How many LP presidential debates has Amash participated in?
In fact, the very obvious reason that Amash has not attended LP state conventions and participated in LP presidential debates is that he does not want to subject his conservative positions to scrutiny, examination, and challenge by LP members and the other candidates for the LP presidential nomination.
Keep in mind that Amash secretly suspended his campaign for reelection to Congress in mid-February. At that point, he could have formally entered the race for the LP presidential nomination and begun attending LP state conventions and participating in LP presidential debates.
He chose not to do that. Instead, he kept the suspension of his congressional campaign secret for two months. By leading people believe that he was still running for reelection to Congress, he was able to avoid delaying entry into the LP presidential race and participating in LP presidential debates during the time of the secret suspension.
From mid-February to mid-March, when the coronavirus hit, I attended around 10 state conventions and participated in presidential debates at some of them. I was trying to attend every convention I could. And I was loving it!
There was probably about 15 LP state conventions from mid-February, when Amash secretly suspended his congressional campaign, and mid-March, when the shutdown happened. Amash could have participated in at least a few presidential debates during that period of time. He chose not to.
In fact, just last week, Amash told the mainstream press that he planned to announce his presidential intentions within a few days. But then he obviously learned that there were 3 more presidential debates this week — tonight, Friday, and Saturday. Thus, he has obviously postponed his announcement until these debates are over.
Some of Amash’s supporters are upset with me because i am pointing out his conservative positions in this video series.

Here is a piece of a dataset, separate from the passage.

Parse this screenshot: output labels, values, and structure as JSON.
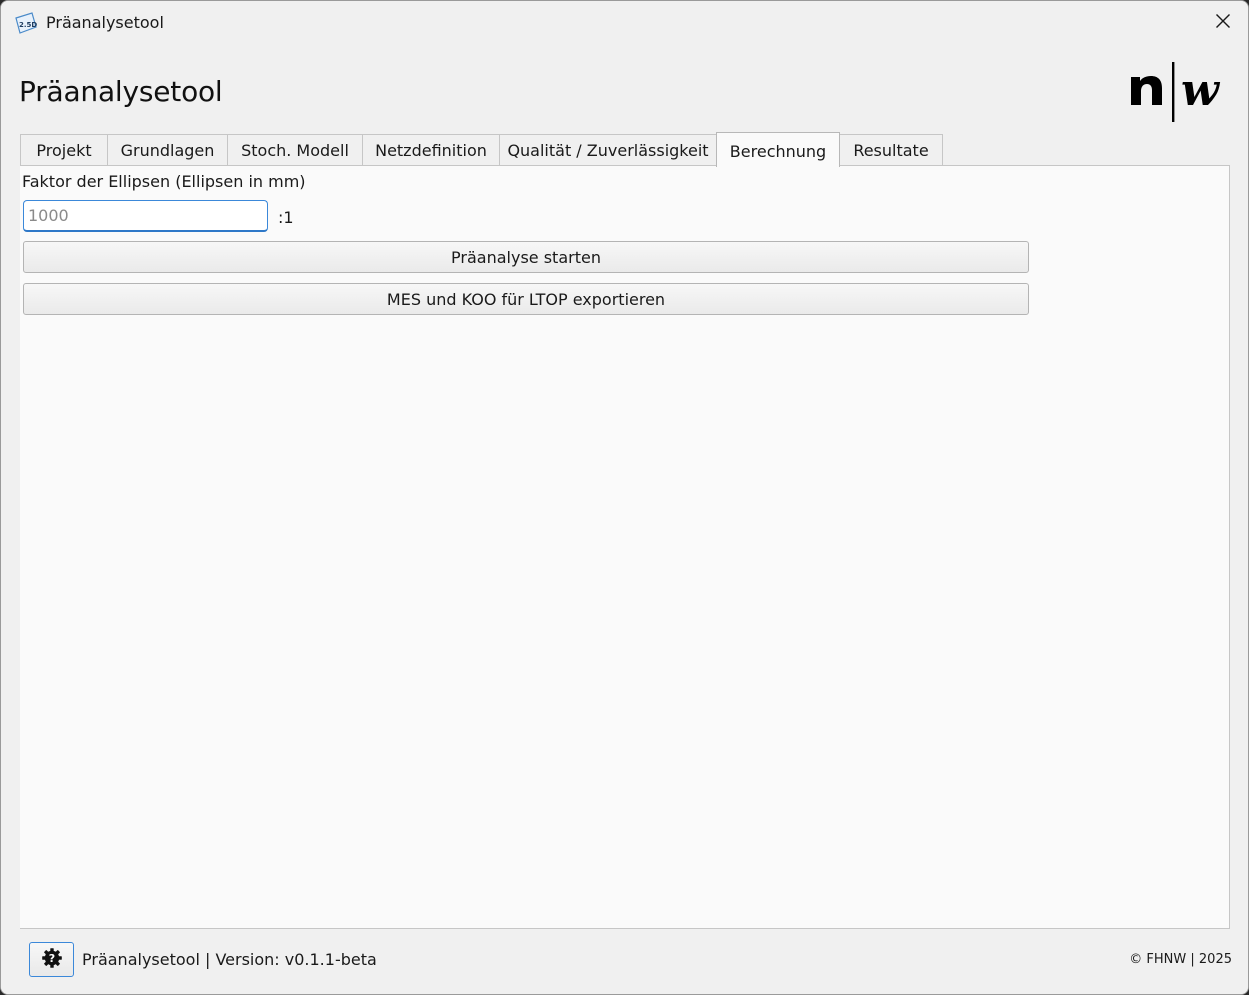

But what choice do I have? Should I simply sit back and let Amash succeed with his plan to have the LP presidential nomination simply handed to him on a silver platter at the last minute without having his conservative positions identified, examined, challenged, and scrutinized in a long series of LP presidential debates?
If Amash had entered the LP presidential race months ago and participated with the rest of us in the extensive debate process, this video series would not have been necessary. This video series is extremely time-consuming. It takes me from other things I need to do. But given his strategy to announce as late as possible precisely to avoid the debates, this video series is really just a substitute for what would have happened during those debates.

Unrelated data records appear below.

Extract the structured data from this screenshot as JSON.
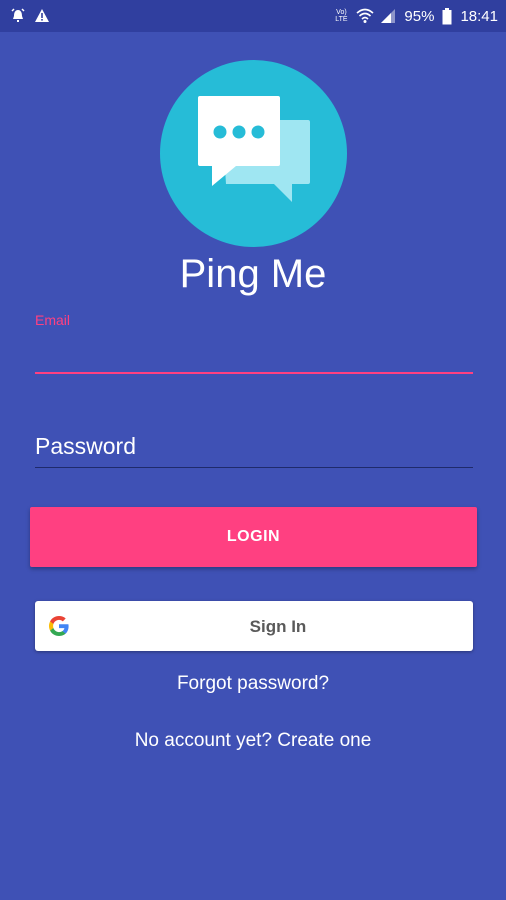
{
  "status_bar": {
    "left_icons": [
      "alarm-icon",
      "warning-icon"
    ],
    "network_label": "Vo) LTE",
    "battery_percent": "95%",
    "time": "18:41"
  },
  "app": {
    "title": "Ping Me",
    "logo_icon": "chat-bubbles-icon"
  },
  "form": {
    "email_label": "Email",
    "email_value": "",
    "password_placeholder": "Password",
    "login_label": "LOGIN",
    "google_label": "Sign In",
    "forgot_label": "Forgot password?",
    "create_label": "No account yet? Create one"
  },
  "colors": {
    "background": "#3f51b5",
    "status_bar": "#303f9f",
    "accent": "#ff4081",
    "logo_circle": "#26bcd7"
  }
}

Why should Amash be exempt from the LP debate process? Because he is a lifelong Republican? Because he receives national publicity from the mainstream press? Because he is a member of Congress?
Why should any of those things give him a pass? If he chooses to finally, after some 10 years of being outside our party as a Republican and an Independent, come into our party and seek our presidential nomination, why shouldn’t he be expected to be participate in the crucible of LP presidential debates, just like the rest of us?
After all, why does practically every state LP want a presidential debate? Why not just one overall debate? It’s because LP members all over the country want to see how their presidential candidates operate under fire — what their positions are — and how they are going to defend libertarianism to the American people.
These debates are not an easy process for LP presidential candidates. They are an arduous process. Each candidate must carefully prepare for them. Each candidate has to be constantly on his toes.Each candidate is being questioned and challenged by moderators, LP members, and his opponents. Each candidate knows that if he misspeaks, everyone will pounce.
Nothing worse can befall a good cause than to have it ineptly defended. Before they vote, the delegates to the LP national convention have a right to know what exactly their presidential candidate is going to be saying to the American people in his role as the party’s standard-bearer. No LP member should be saying in September, “I can’t believe our presidential candidate just told people that. That’s not what our party stands for.”